Records supplied -
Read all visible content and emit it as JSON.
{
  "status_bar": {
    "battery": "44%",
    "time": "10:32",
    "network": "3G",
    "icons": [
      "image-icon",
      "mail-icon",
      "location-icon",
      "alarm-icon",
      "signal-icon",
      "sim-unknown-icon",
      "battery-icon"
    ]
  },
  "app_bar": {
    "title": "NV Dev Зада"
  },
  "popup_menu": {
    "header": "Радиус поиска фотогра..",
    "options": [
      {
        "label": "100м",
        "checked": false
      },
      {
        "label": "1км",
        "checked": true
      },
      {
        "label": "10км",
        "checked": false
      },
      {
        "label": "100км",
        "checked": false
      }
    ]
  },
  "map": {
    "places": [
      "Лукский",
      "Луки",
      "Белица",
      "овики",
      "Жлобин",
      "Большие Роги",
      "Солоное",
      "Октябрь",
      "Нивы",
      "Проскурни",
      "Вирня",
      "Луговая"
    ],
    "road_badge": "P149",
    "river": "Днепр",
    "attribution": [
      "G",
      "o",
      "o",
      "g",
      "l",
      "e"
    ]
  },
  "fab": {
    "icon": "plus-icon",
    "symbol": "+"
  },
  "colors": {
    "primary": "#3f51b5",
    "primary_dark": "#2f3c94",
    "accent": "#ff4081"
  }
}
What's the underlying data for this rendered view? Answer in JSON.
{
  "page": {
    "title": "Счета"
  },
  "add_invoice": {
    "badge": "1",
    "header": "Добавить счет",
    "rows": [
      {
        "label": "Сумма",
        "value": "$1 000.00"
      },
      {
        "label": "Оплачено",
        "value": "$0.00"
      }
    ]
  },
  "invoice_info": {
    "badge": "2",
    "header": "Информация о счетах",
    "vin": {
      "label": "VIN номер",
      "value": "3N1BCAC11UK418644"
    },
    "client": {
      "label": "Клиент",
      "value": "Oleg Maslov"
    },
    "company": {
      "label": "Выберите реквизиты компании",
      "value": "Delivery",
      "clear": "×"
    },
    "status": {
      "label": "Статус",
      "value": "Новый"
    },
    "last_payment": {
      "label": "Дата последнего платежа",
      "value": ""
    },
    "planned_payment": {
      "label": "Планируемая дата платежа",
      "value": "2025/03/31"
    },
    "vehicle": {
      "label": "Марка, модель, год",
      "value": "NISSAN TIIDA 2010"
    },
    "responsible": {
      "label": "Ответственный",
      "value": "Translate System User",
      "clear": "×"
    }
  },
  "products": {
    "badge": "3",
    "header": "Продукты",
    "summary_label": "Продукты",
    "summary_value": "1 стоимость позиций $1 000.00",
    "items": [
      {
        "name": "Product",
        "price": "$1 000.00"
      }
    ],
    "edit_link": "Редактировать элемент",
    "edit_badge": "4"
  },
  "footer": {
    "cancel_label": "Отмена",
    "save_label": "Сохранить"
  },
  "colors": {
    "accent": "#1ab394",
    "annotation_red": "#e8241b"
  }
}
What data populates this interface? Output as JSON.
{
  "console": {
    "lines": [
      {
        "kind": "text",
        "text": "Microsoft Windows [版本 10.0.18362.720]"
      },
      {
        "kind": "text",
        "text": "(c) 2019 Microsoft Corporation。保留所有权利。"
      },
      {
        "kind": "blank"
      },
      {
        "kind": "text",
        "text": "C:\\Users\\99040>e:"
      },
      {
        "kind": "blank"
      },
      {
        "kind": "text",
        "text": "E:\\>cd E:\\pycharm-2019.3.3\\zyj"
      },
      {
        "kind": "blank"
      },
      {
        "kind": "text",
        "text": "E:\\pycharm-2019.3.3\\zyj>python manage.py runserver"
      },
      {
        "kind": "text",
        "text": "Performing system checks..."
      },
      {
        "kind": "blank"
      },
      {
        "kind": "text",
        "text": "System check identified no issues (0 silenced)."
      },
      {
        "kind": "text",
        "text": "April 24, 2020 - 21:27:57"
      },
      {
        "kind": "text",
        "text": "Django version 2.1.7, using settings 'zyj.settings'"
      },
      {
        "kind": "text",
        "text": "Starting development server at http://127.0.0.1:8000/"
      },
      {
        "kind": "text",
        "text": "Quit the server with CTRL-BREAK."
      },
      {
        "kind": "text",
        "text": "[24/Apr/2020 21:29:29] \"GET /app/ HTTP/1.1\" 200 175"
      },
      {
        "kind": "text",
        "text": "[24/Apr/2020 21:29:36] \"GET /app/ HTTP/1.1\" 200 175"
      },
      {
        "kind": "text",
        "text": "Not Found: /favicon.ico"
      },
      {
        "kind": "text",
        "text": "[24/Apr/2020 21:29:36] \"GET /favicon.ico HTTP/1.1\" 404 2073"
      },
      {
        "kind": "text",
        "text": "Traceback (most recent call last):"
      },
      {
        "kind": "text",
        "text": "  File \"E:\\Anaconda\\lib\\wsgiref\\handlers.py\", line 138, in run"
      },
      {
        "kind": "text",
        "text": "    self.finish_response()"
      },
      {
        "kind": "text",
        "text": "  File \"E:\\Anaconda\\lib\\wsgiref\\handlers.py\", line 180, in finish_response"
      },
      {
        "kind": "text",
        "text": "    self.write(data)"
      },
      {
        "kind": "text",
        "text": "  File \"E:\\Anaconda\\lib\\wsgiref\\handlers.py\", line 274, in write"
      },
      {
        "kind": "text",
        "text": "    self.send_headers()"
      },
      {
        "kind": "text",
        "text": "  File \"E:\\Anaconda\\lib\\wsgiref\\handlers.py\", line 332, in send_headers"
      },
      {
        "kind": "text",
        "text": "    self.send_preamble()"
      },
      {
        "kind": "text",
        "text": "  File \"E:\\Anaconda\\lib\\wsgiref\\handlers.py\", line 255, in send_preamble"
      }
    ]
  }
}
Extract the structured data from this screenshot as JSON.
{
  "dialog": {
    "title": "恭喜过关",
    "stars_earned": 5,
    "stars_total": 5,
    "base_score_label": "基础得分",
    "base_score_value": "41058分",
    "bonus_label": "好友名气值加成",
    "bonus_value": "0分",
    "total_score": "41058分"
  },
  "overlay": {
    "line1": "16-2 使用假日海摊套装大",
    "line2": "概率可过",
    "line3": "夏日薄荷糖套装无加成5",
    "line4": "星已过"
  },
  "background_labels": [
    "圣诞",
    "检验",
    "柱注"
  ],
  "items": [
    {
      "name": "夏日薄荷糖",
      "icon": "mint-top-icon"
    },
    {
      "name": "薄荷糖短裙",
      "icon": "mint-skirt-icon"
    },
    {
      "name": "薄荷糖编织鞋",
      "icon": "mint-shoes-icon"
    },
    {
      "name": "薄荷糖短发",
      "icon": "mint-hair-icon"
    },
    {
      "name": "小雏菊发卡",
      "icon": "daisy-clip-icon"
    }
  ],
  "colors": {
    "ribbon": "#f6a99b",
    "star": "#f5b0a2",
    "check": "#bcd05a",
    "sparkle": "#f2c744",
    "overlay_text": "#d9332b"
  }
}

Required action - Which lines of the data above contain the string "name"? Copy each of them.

Task solution -
        "name": "Product",
      "name": "夏日薄荷糖",
      "name": "薄荷糖短裙",
      "name": "薄荷糖编织鞋",
      "name": "薄荷糖短发",
      "name": "小雏菊发卡",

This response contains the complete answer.